Task requirements |
Find each line of the material below in which the word "caption" occurs, and return it.

▼

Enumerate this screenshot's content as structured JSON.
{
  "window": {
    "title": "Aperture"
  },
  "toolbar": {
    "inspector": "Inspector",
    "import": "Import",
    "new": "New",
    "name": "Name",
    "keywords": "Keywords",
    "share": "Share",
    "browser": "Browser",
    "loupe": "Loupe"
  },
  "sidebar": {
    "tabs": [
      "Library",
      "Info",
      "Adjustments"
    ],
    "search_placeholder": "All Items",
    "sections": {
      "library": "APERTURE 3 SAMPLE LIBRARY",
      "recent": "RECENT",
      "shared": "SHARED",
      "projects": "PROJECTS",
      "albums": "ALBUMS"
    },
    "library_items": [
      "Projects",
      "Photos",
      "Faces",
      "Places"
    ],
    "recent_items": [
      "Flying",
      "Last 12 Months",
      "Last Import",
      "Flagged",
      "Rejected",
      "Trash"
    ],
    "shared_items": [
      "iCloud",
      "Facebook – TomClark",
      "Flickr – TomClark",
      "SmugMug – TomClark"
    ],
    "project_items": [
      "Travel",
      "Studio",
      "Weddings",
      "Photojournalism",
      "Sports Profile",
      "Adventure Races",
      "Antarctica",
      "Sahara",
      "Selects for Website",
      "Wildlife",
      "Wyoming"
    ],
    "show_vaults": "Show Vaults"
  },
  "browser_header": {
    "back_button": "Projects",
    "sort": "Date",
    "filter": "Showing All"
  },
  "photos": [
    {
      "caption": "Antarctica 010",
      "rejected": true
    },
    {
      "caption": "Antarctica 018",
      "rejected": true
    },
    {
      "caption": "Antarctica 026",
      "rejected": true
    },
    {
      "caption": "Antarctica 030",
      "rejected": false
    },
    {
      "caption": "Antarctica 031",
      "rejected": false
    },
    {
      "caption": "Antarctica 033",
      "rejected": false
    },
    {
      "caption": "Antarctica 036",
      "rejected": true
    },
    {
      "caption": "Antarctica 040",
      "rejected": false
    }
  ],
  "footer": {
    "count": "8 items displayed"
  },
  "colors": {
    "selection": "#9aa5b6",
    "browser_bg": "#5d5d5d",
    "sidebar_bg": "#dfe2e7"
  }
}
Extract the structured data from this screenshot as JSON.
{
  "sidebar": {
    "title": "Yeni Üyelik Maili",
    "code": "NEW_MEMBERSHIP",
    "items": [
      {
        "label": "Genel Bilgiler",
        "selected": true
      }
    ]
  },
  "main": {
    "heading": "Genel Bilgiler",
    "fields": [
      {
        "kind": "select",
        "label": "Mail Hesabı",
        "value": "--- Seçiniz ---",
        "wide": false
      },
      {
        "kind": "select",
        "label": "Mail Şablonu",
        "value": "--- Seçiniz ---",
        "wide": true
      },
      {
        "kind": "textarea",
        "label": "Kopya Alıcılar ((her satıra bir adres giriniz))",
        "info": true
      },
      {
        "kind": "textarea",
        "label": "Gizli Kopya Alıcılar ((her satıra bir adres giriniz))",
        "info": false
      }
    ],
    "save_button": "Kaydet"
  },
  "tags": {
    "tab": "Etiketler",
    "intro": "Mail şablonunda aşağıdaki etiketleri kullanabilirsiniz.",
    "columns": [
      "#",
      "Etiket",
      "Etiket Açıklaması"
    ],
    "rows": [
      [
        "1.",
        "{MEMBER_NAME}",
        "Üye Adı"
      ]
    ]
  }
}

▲

Solution below |
      "caption": "Antarctica 010",
      "caption": "Antarctica 018",
      "caption": "Antarctica 026",
      "caption": "Antarctica 030",
      "caption": "Antarctica 031",
      "caption": "Antarctica 033",
      "caption": "Antarctica 036",
      "caption": "Antarctica 040",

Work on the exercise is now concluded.